The task: Starting with the line that contains "Enumerate this screenshot's", set down each line through the end of the entries below, exactly and with nothing added.

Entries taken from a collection
[Start of Attachment]

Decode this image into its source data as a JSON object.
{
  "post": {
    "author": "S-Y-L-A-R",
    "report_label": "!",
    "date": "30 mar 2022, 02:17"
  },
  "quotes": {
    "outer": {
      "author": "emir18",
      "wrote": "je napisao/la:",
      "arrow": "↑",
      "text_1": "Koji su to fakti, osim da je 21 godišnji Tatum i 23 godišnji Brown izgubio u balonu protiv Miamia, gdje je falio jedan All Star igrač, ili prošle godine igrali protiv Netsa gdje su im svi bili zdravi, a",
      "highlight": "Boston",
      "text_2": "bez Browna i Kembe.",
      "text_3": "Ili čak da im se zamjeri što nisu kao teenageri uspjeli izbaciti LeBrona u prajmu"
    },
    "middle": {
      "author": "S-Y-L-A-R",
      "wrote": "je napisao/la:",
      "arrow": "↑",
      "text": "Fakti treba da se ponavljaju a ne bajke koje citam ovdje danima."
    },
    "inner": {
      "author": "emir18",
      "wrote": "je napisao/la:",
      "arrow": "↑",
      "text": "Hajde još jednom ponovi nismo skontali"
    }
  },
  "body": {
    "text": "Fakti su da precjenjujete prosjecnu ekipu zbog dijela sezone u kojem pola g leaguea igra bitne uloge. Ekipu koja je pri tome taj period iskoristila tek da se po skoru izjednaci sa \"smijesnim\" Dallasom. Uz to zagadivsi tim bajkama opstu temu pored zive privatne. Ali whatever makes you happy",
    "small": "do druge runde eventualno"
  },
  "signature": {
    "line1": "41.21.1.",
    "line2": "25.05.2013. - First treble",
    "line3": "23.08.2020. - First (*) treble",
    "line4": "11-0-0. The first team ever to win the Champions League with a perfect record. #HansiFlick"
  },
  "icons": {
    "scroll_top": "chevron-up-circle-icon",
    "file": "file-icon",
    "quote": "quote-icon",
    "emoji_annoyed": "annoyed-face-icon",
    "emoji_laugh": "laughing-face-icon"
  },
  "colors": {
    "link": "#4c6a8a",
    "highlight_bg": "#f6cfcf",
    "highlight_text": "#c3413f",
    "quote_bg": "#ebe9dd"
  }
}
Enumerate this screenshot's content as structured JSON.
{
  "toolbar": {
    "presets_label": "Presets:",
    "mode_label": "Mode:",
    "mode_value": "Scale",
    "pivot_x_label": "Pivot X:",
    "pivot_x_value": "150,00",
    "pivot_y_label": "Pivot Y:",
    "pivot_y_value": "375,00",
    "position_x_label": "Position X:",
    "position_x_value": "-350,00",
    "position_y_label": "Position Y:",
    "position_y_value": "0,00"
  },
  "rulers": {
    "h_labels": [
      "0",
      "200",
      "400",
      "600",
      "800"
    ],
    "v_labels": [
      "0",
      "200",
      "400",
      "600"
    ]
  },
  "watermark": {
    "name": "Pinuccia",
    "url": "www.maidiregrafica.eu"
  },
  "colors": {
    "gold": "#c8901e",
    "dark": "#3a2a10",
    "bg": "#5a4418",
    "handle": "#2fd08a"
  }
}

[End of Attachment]

Finished task:
Enumerate this screenshot's content as structured JSON.
{
  "toolbar": {
    "presets_label": "Presets:",
    "mode_label": "Mode:",
    "mode_value": "Scale",
    "pivot_x_label": "Pivot X:",
    "pivot_x_value": "150,00",
    "pivot_y_label": "Pivot Y:",
    "pivot_y_value": "375,00",
    "position_x_label": "Position X:",
    "position_x_value": "-350,00",
    "position_y_label": "Position Y:",
    "position_y_value": "0,00"
  },
  "rulers": {
    "h_labels": [
      "0",
      "200",
      "400",
      "600",
      "800"
    ],
    "v_labels": [
      "0",
      "200",
      "400",
      "600"
    ]
  },
  "watermark": {
    "name": "Pinuccia",
    "url": "www.maidiregrafica.eu"
  },
  "colors": {
    "gold": "#c8901e",
    "dark": "#3a2a10",
    "bg": "#5a4418",
    "handle": "#2fd08a"
  }
}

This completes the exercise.